Update, 9:56 p.m.: It’s been a long day. After Sen. Joe Manchin initially refused to support the agreement Democrats had struck on unemployment insurance, he finally agreed to a deal Friday evening. It will cap federal unemployment benefits at $300 a week, cut them off in early September instead of early October, and allow only households earning less than $150,000 to get their 2020 unemployment benefits (up to $10,200) tax-free. My colleague Jim Newell has all the excruciating details. Original post below:
In a relieving display of common sense, Democrats negotiating the new coronavirus relief bill in the Senate appear to be closing in on a deal that will keep many out-of-work Americans from having to pay taxes on their jobless benefits, the possibility of which has been quietly threatening to create hardship for millions of families and and become a potential political liability for the party.
The new provision, originally proposed by Senate Majority Whip Dick Durbin of Illinois and Rep. Cindy Axne, would forgive taxes on the first $10,200 of unemployment payments people received last year.
Under the agreement, lawmakers would also keep the federal unemployment benefits at their current level of $300 per week, instead of increasing them to $400 as many Democrats had sought, and to extend them through Oct. 4, instead of cutting them off at the end of August.
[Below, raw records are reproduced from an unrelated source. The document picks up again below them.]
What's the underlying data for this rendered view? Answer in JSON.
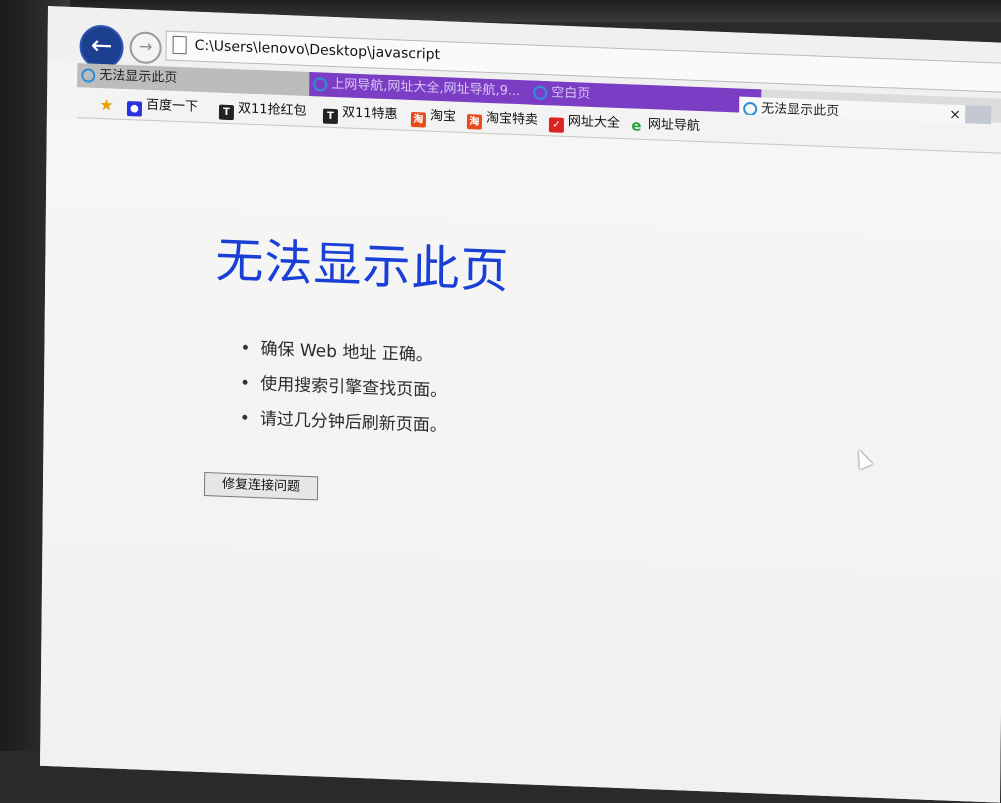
{
  "browser": {
    "url": "C:\\Users\\lenovo\\Desktop\\javascript",
    "tabs": [
      {
        "title": "无法显示此页"
      },
      {
        "title": "上网导航,网址大全,网址导航,9..."
      },
      {
        "title": "空白页"
      },
      {
        "title": "无法显示此页"
      }
    ],
    "close_glyph": "×",
    "favorites": [
      {
        "label": "",
        "icon": "favorites-star-icon"
      },
      {
        "label": "百度一下",
        "icon": "baidu-icon"
      },
      {
        "label": "双11抢红包",
        "icon": "tmall-icon"
      },
      {
        "label": "双11特惠",
        "icon": "tmall-icon"
      },
      {
        "label": "淘宝",
        "icon": "taobao-icon"
      },
      {
        "label": "淘宝特卖",
        "icon": "taobao-icon"
      },
      {
        "label": "网址大全",
        "icon": "hao123-icon"
      },
      {
        "label": "网址导航",
        "icon": "ie-icon"
      }
    ]
  },
  "error_page": {
    "title": "无法显示此页",
    "suggestions": [
      "确保 Web 地址 正确。",
      "使用搜索引擎查找页面。",
      "请过几分钟后刷新页面。"
    ],
    "fix_button_label": "修复连接问题"
  }
}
Leaving benefit levels at $300 is a bow to Senate moderates such as West Virginia’s Joe Manchin, who had wanted to keep the size of the payments down; some had worried Manchin would join with Republicans in a floor vote to slice them down. However, even with the cutback, research from the University of Chicago suggests that for about half of the unemployed, the lower benefit will still be enough to cover 100 percent of what they earned while working (the $300 is paid on top of normal state benefits). Extending the payments past the end of September, meanwhile, will prevent them from expiring while Congress is out of session for the summer, which Democrats worried might create a sudden cliff where people lose aid.
“I think we’ve made a lot of headway. We’ll have a lot to discuss with the Senate. But I’m really hopeful this can bring all sides of the debate together,” Senate Finance Committee Chairman Ron Wyden said during a floor speech on Friday. “What we’re looking at is making sure that we can get a benefit so that people can make rent and pay groceries, that we prevent that cliff. And by God, we sure as hell shouldn’t let folks who are unemployed pay taxes on those unemployment benefits that they secured in 2020.” The deal is not finalized, but senior Democratic aides I’ve spoken with seem extremely optimistic about its prospects. (UPDATE Friday March 5, 2:21 PM: Well, Joe Manchin is suddenly wavering and the fate of this agreement is now unclear. We’ll keep you posted!)
Progressive lawmakers and policy analysts have been warning for months that people who lost their jobs during the pandemic could soon face surprise IRS bills potentially totaling thousands of dollars when they filed their taxes for 2020. States are technically required to offer the option of withholding tax payments on unemployment insurance, but as a report by the Century Foundation noted last month, some failed to do so for the new federal aid programs Congress created in the CARES Act last spring. Moreover, many beneficiaries either failed to realize that withholding was an option, or may have chosen not to do it because they were facing an immediate cash crunch. The think tank estimated that, as a result, just 40 percent of unemployment payments had any withholding taken out. By February, stories of families ambushed by unexpected tax bills had already begun trickling out, and created the real possibility that many hard-up families were going to see their relief checks devoured by the taxman. (The relief also applies to people who have already filed, but it may be a tiny bit of a hassle since they’ll have to submit an amended return).
This last-minute amendment will not entirely erase the issue, since it only eliminates taxes on the first $10,200 a taxpayer received. According to a press release from Durbin and Axne last month, the number was based on the extra federal unemployment benefits Congress made available in the CARES Act, which amounted to $600 per week for up to 17 weeks.
Some of the 4.1 million Americans who have been unemployed for 27 weeks or more could still face taxes on a portion of their benefits. “Including partial tax forgiveness won’t solve the whole problem,” Elizabeth Pancotti, policy director at Employ America and a co-author of the Century Foundation’s report, told me. “But it will ensure millions of Americans, many whom are still jobless, don’t have to mail their stimulus check back to the IRS, and can instead put food on the table for the families and pay the rent.” Some forgiveness, clearly, is much better than none.
This article has been updated several times, because Sen. Joe Manchin just couldn’t make up his mind.